→ **What is needed**: Output all records precisely as written.

[[ Provided data, beginning ]]

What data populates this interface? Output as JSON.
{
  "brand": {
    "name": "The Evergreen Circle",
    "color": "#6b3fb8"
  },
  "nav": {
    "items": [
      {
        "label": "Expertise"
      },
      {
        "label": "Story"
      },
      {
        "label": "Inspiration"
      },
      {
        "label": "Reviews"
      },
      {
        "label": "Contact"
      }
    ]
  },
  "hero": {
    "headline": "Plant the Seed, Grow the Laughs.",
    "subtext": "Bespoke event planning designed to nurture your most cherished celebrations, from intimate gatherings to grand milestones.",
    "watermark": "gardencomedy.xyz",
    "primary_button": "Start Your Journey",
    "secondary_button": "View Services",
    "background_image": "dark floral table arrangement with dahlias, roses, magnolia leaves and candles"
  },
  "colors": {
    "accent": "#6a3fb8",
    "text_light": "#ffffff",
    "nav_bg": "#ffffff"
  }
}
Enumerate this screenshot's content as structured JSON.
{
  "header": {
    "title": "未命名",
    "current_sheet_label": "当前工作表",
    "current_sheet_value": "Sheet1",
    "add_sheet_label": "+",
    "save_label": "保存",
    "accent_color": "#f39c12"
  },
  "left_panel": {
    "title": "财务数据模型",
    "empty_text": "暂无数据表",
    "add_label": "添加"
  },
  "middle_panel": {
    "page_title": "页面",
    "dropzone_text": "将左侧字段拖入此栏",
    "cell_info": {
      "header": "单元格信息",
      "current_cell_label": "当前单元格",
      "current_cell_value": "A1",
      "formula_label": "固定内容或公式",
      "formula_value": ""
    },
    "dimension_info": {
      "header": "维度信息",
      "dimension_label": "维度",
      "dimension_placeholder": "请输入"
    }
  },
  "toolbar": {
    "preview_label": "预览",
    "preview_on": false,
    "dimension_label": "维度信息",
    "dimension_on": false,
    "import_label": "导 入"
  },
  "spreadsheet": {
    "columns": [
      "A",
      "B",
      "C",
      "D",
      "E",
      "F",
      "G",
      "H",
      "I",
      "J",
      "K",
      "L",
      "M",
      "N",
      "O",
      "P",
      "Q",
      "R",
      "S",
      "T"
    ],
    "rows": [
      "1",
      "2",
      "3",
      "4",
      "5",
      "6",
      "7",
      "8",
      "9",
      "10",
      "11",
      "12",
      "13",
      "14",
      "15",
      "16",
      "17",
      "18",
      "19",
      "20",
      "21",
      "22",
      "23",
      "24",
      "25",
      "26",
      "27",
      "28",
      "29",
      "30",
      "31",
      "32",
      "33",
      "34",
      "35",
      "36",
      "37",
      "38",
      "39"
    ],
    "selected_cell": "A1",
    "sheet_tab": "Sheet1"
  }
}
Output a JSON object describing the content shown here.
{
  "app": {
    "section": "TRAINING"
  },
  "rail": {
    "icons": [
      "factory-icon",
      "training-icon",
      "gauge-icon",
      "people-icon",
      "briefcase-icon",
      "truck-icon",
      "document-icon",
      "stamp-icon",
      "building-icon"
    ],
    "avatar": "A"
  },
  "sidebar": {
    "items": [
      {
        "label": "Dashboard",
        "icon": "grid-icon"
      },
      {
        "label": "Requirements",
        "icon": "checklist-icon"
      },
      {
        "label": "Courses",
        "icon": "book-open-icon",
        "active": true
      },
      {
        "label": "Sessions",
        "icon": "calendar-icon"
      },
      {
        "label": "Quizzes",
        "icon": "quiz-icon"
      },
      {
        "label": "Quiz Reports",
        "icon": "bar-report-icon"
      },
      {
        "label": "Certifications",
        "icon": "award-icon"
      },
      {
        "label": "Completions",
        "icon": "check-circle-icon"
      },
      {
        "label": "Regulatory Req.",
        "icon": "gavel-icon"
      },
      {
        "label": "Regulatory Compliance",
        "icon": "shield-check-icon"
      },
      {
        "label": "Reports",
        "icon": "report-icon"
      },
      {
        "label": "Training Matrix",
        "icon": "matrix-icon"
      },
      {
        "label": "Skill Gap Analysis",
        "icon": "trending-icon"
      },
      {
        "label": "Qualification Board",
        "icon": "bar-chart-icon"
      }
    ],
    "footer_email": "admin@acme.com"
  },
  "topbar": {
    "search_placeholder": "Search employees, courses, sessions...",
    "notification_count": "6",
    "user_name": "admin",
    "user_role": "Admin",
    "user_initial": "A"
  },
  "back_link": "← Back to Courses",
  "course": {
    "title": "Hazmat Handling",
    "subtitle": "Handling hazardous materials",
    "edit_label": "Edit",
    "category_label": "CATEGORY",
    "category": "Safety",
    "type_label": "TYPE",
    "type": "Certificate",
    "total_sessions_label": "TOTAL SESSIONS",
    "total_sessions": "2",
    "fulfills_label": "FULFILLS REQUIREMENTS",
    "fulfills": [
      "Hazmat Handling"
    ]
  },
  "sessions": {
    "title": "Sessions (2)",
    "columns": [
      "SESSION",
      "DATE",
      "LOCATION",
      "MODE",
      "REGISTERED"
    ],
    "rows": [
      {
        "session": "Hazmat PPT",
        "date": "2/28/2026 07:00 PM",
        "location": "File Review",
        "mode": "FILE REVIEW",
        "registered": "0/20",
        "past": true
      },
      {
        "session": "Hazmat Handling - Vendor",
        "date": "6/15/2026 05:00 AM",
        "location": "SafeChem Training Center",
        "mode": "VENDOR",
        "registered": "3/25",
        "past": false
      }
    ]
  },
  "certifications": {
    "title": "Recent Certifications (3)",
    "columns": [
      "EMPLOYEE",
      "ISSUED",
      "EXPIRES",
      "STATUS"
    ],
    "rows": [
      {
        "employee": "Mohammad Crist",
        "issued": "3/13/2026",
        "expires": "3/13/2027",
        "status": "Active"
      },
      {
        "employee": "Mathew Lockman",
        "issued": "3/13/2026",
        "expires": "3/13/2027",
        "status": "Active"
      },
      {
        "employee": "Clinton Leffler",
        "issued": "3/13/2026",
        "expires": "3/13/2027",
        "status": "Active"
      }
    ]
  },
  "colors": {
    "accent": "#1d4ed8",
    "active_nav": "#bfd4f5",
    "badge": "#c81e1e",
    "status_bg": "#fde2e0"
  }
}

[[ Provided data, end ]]

→ **Result**:
What data populates this interface? Output as JSON.
{
  "brand": {
    "name": "The Evergreen Circle",
    "color": "#6b3fb8"
  },
  "nav": {
    "items": [
      {
        "label": "Expertise"
      },
      {
        "label": "Story"
      },
      {
        "label": "Inspiration"
      },
      {
        "label": "Reviews"
      },
      {
        "label": "Contact"
      }
    ]
  },
  "hero": {
    "headline": "Plant the Seed, Grow the Laughs.",
    "subtext": "Bespoke event planning designed to nurture your most cherished celebrations, from intimate gatherings to grand milestones.",
    "watermark": "gardencomedy.xyz",
    "primary_button": "Start Your Journey",
    "secondary_button": "View Services",
    "background_image": "dark floral table arrangement with dahlias, roses, magnolia leaves and candles"
  },
  "colors": {
    "accent": "#6a3fb8",
    "text_light": "#ffffff",
    "nav_bg": "#ffffff"
  }
}
Enumerate this screenshot's content as structured JSON.
{
  "header": {
    "title": "未命名",
    "current_sheet_label": "当前工作表",
    "current_sheet_value": "Sheet1",
    "add_sheet_label": "+",
    "save_label": "保存",
    "accent_color": "#f39c12"
  },
  "left_panel": {
    "title": "财务数据模型",
    "empty_text": "暂无数据表",
    "add_label": "添加"
  },
  "middle_panel": {
    "page_title": "页面",
    "dropzone_text": "将左侧字段拖入此栏",
    "cell_info": {
      "header": "单元格信息",
      "current_cell_label": "当前单元格",
      "current_cell_value": "A1",
      "formula_label": "固定内容或公式",
      "formula_value": ""
    },
    "dimension_info": {
      "header": "维度信息",
      "dimension_label": "维度",
      "dimension_placeholder": "请输入"
    }
  },
  "toolbar": {
    "preview_label": "预览",
    "preview_on": false,
    "dimension_label": "维度信息",
    "dimension_on": false,
    "import_label": "导 入"
  },
  "spreadsheet": {
    "columns": [
      "A",
      "B",
      "C",
      "D",
      "E",
      "F",
      "G",
      "H",
      "I",
      "J",
      "K",
      "L",
      "M",
      "N",
      "O",
      "P",
      "Q",
      "R",
      "S",
      "T"
    ],
    "rows": [
      "1",
      "2",
      "3",
      "4",
      "5",
      "6",
      "7",
      "8",
      "9",
      "10",
      "11",
      "12",
      "13",
      "14",
      "15",
      "16",
      "17",
      "18",
      "19",
      "20",
      "21",
      "22",
      "23",
      "24",
      "25",
      "26",
      "27",
      "28",
      "29",
      "30",
      "31",
      "32",
      "33",
      "34",
      "35",
      "36",
      "37",
      "38",
      "39"
    ],
    "selected_cell": "A1",
    "sheet_tab": "Sheet1"
  }
}
Output a JSON object describing the content shown here.
{
  "app": {
    "section": "TRAINING"
  },
  "rail": {
    "icons": [
      "factory-icon",
      "training-icon",
      "gauge-icon",
      "people-icon",
      "briefcase-icon",
      "truck-icon",
      "document-icon",
      "stamp-icon",
      "building-icon"
    ],
    "avatar": "A"
  },
  "sidebar": {
    "items": [
      {
        "label": "Dashboard",
        "icon": "grid-icon"
      },
      {
        "label": "Requirements",
        "icon": "checklist-icon"
      },
      {
        "label": "Courses",
        "icon": "book-open-icon",
        "active": true
      },
      {
        "label": "Sessions",
        "icon": "calendar-icon"
      },
      {
        "label": "Quizzes",
        "icon": "quiz-icon"
      },
      {
        "label": "Quiz Reports",
        "icon": "bar-report-icon"
      },
      {
        "label": "Certifications",
        "icon": "award-icon"
      },
      {
        "label": "Completions",
        "icon": "check-circle-icon"
      },
      {
        "label": "Regulatory Req.",
        "icon": "gavel-icon"
      },
      {
        "label": "Regulatory Compliance",
        "icon": "shield-check-icon"
      },
      {
        "label": "Reports",
        "icon": "report-icon"
      },
      {
        "label": "Training Matrix",
        "icon": "matrix-icon"
      },
      {
        "label": "Skill Gap Analysis",
        "icon": "trending-icon"
      },
      {
        "label": "Qualification Board",
        "icon": "bar-chart-icon"
      }
    ],
    "footer_email": "admin@acme.com"
  },
  "topbar": {
    "search_placeholder": "Search employees, courses, sessions...",
    "notification_count": "6",
    "user_name": "admin",
    "user_role": "Admin",
    "user_initial": "A"
  },
  "back_link": "← Back to Courses",
  "course": {
    "title": "Hazmat Handling",
    "subtitle": "Handling hazardous materials",
    "edit_label": "Edit",
    "category_label": "CATEGORY",
    "category": "Safety",
    "type_label": "TYPE",
    "type": "Certificate",
    "total_sessions_label": "TOTAL SESSIONS",
    "total_sessions": "2",
    "fulfills_label": "FULFILLS REQUIREMENTS",
    "fulfills": [
      "Hazmat Handling"
    ]
  },
  "sessions": {
    "title": "Sessions (2)",
    "columns": [
      "SESSION",
      "DATE",
      "LOCATION",
      "MODE",
      "REGISTERED"
    ],
    "rows": [
      {
        "session": "Hazmat PPT",
        "date": "2/28/2026 07:00 PM",
        "location": "File Review",
        "mode": "FILE REVIEW",
        "registered": "0/20",
        "past": true
      },
      {
        "session": "Hazmat Handling - Vendor",
        "date": "6/15/2026 05:00 AM",
        "location": "SafeChem Training Center",
        "mode": "VENDOR",
        "registered": "3/25",
        "past": false
      }
    ]
  },
  "certifications": {
    "title": "Recent Certifications (3)",
    "columns": [
      "EMPLOYEE",
      "ISSUED",
      "EXPIRES",
      "STATUS"
    ],
    "rows": [
      {
        "employee": "Mohammad Crist",
        "issued": "3/13/2026",
        "expires": "3/13/2027",
        "status": "Active"
      },
      {
        "employee": "Mathew Lockman",
        "issued": "3/13/2026",
        "expires": "3/13/2027",
        "status": "Active"
      },
      {
        "employee": "Clinton Leffler",
        "issued": "3/13/2026",
        "expires": "3/13/2027",
        "status": "Active"
      }
    ]
  },
  "colors": {
    "accent": "#1d4ed8",
    "active_nav": "#bfd4f5",
    "badge": "#c81e1e",
    "status_bg": "#fde2e0"
  }
}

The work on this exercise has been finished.